Exercise: Return the lines below that contain the word "nhap".

Extracted data:
- - - - - - -

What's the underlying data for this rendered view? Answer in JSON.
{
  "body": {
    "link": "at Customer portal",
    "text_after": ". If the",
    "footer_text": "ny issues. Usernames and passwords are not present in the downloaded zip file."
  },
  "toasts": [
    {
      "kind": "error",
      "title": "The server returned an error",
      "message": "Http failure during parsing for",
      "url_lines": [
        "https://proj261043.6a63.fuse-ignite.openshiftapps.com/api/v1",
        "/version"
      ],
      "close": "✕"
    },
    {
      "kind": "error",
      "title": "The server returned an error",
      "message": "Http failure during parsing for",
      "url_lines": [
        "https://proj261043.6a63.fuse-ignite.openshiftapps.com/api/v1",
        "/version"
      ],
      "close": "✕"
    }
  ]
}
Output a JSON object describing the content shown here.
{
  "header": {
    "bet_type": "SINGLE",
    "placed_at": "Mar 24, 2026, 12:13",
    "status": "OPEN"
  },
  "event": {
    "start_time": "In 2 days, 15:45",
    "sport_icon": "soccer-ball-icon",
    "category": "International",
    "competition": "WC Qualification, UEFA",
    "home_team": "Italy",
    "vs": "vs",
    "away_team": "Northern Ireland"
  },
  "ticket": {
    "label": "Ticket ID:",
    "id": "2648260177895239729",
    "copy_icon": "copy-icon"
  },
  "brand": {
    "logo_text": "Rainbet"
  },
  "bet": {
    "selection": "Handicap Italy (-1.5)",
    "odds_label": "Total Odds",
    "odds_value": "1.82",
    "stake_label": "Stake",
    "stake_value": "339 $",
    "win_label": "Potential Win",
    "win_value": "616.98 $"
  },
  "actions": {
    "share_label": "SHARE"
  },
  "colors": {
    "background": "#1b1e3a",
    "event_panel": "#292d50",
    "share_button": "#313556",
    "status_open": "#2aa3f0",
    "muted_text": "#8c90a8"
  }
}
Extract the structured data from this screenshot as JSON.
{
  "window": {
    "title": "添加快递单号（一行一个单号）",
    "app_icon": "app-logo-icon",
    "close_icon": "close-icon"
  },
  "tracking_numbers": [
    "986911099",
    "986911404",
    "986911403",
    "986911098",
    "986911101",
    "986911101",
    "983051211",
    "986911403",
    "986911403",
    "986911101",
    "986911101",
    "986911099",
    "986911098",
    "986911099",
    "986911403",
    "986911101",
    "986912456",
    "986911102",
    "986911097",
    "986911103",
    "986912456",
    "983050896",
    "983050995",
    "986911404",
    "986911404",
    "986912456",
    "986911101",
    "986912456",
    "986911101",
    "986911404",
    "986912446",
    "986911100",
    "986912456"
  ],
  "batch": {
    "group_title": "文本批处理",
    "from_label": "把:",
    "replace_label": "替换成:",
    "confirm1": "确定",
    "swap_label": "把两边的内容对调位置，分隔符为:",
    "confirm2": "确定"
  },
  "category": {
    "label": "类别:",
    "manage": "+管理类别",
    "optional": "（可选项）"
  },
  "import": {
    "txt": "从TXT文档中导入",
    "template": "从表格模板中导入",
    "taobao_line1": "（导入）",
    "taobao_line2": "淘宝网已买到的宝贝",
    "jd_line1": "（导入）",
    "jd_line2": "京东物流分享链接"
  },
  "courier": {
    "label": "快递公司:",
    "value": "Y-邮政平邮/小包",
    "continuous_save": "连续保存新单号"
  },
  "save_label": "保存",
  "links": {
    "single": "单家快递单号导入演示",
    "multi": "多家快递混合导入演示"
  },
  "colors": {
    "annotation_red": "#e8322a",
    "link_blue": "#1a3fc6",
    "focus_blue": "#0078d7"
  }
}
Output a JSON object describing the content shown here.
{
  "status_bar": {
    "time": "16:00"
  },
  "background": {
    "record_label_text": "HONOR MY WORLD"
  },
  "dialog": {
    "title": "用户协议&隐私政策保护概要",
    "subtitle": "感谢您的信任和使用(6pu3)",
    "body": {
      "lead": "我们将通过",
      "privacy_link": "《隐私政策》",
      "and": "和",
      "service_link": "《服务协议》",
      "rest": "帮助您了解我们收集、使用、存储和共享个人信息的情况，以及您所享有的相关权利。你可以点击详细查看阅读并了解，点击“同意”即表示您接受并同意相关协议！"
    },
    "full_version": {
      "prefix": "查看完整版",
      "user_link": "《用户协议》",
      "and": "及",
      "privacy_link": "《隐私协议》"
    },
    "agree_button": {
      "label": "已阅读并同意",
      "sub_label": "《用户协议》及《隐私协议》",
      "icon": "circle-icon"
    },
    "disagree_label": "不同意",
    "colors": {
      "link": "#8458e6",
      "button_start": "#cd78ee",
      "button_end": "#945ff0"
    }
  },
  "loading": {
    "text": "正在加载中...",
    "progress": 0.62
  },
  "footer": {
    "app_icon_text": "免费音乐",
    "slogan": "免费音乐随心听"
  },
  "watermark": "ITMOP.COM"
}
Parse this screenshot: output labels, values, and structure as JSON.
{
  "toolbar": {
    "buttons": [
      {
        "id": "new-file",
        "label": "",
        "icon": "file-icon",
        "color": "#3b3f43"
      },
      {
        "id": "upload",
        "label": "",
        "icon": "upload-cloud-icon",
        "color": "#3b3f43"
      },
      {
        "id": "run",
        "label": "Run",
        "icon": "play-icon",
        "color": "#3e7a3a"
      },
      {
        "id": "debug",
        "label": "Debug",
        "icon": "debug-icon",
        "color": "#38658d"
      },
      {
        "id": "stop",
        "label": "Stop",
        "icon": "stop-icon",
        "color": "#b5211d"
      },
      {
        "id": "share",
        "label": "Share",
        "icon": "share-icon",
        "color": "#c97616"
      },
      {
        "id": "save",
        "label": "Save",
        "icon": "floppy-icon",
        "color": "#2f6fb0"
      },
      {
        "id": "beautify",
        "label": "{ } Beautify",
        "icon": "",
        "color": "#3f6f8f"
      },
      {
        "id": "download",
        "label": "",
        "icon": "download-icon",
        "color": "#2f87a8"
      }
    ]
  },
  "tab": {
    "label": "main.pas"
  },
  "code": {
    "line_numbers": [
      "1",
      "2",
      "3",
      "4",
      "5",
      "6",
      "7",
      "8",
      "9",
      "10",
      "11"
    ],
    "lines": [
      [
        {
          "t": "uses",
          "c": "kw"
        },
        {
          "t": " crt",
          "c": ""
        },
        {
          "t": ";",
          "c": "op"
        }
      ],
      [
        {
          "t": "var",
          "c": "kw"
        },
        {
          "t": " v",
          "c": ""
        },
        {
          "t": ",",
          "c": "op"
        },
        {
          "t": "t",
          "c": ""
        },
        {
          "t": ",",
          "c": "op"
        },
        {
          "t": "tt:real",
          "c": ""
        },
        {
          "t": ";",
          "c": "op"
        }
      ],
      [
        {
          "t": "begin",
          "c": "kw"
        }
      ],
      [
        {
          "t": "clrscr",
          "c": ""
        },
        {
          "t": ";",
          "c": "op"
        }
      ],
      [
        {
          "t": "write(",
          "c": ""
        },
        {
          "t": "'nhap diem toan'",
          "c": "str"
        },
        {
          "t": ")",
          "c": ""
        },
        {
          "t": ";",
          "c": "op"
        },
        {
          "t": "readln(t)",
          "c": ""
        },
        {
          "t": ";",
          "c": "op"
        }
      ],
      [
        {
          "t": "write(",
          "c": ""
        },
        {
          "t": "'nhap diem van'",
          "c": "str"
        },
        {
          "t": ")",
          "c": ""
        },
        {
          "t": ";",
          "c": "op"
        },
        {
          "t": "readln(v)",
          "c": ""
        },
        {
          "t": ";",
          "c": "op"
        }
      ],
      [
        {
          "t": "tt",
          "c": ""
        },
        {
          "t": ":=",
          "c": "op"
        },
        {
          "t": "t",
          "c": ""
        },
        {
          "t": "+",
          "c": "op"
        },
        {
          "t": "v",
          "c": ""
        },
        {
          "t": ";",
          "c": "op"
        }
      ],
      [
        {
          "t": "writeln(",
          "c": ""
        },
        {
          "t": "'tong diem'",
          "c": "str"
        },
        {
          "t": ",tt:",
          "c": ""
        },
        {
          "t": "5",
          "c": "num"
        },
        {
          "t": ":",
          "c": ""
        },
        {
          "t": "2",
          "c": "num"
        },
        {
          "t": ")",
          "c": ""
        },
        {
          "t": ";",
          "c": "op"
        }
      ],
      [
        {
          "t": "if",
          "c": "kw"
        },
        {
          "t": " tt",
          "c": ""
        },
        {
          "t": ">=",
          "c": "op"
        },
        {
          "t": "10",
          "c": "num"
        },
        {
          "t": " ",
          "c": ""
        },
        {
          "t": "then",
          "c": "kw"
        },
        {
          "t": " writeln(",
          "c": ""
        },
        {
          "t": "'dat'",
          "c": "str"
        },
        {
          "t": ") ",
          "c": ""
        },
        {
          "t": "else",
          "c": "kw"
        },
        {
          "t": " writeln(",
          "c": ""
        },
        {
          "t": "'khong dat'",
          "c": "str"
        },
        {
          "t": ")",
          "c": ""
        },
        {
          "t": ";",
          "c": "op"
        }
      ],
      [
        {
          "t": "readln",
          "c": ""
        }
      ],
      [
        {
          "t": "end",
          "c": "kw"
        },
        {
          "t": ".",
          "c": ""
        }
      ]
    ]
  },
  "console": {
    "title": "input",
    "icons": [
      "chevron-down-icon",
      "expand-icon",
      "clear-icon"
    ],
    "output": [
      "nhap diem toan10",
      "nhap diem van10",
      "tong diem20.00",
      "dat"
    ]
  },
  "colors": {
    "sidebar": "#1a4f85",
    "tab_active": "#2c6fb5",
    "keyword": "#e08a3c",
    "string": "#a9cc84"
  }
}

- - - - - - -

Written solution:
          "t": "'nhap diem toan'",
          "t": "'nhap diem van'",
      "nhap diem toan10",
      "nhap diem van10",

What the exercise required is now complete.